Grieving Santa Rosa family reclaims old ways, brings son’s body home to say good-bye
When Carl Hamilton got the news that every parent dreads, his fatherly instinct kicked in. His son Chris was lying alone at the Sonoma County Coroner’s Office, the victim of a middle-of-the-night car crash. Against all modern convention, Hamilton decided he would not send his firstborn to a mortuary. Instead, he claimed the young man’s body and drove him home.
For three days and two nights Chris Hamilton lay in a simple hand-assembled wooden box in his parents’ Santa Rosa living room. Friends and family gathered beside him, experiencing their grief within the same modest tract house where Chris, a Giants and Green Bay Packers fan and Le Cordon Bleau-trained cook, had grown up.
They talked, shared stories, brought mementos and totems and shed tears. Carl Hamilton and other family members slept in the living room to be near their Chris, named for the storybook character Christopher Robin. In his 35 years, he had grown into a burly man of 6-foot 2 with a big smile, a wicked sense of humor and a compassionate heart.
The Hamiltons opted for an old-fashioned wake or home viewing, where a family spends intimate mourning time with their loved one. These kinds of funerals were once a common practice in American homes, often with women in the community assisting in “laying out the dead.” But with the increasing popularity of embalming and the professionalization of the funeral industry, family death rituals began to change.
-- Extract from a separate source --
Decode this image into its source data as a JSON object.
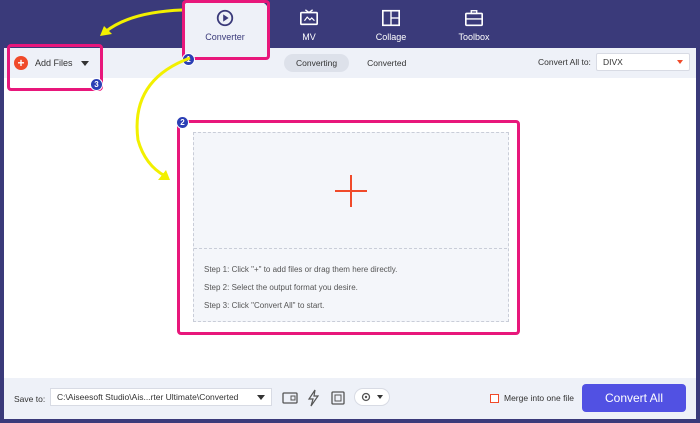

At a time when most people “make arrangements” with a mortuary to deal with remains, the Hamiltons dialed back to the old ways in caring for Chris themselves. They oversaw every step, from making his box in the family garage and adorning it with art and messages, to transporting him to the crematorium where they sang songs and held their own service before bidding him good-bye and pushing his box into the flames. Virtually the entire family — three generations — participated.
“I wanted to slow things down. I hate funerals, the ones I’ve been to. I wanted my son home,” said Hamilton, a longtime director in community theater and currently a drama teacher at Cardinal Newman High School.
Soothe broken heart
It was, he reflected, like another production but one that, in its way, helped soothe his broken heart.
Just as women began reclaiming childbirth from strictly clinical hospital settings to home births, natural childbirth and birthing centers, an increasing number of people like the Hamiltons are reclaiming death rituals in ways that are more personal. It’s spawning a niche of services and products for home funerals and green burials, from shrouds to body oils to biodegradable boxes and urns. Increasing numbers of people are craving more control of the mourning experience, and see it a more normal way of dealing with the remains of a loved one, and a healthier way of experiencing their grief.
“I think we’re still just at the tip of the wave,” said Jerrigrace Lyons, who in the 1990s founded a group called now called Final Passages, to educate people about how to do their own home funeral and to provide support. The Sebastopol advocate is now a part of a larger organization, the National Home Funeral Alliance, which has grown to include members throughout the U.S., Canada, New Zealand and Great Britain.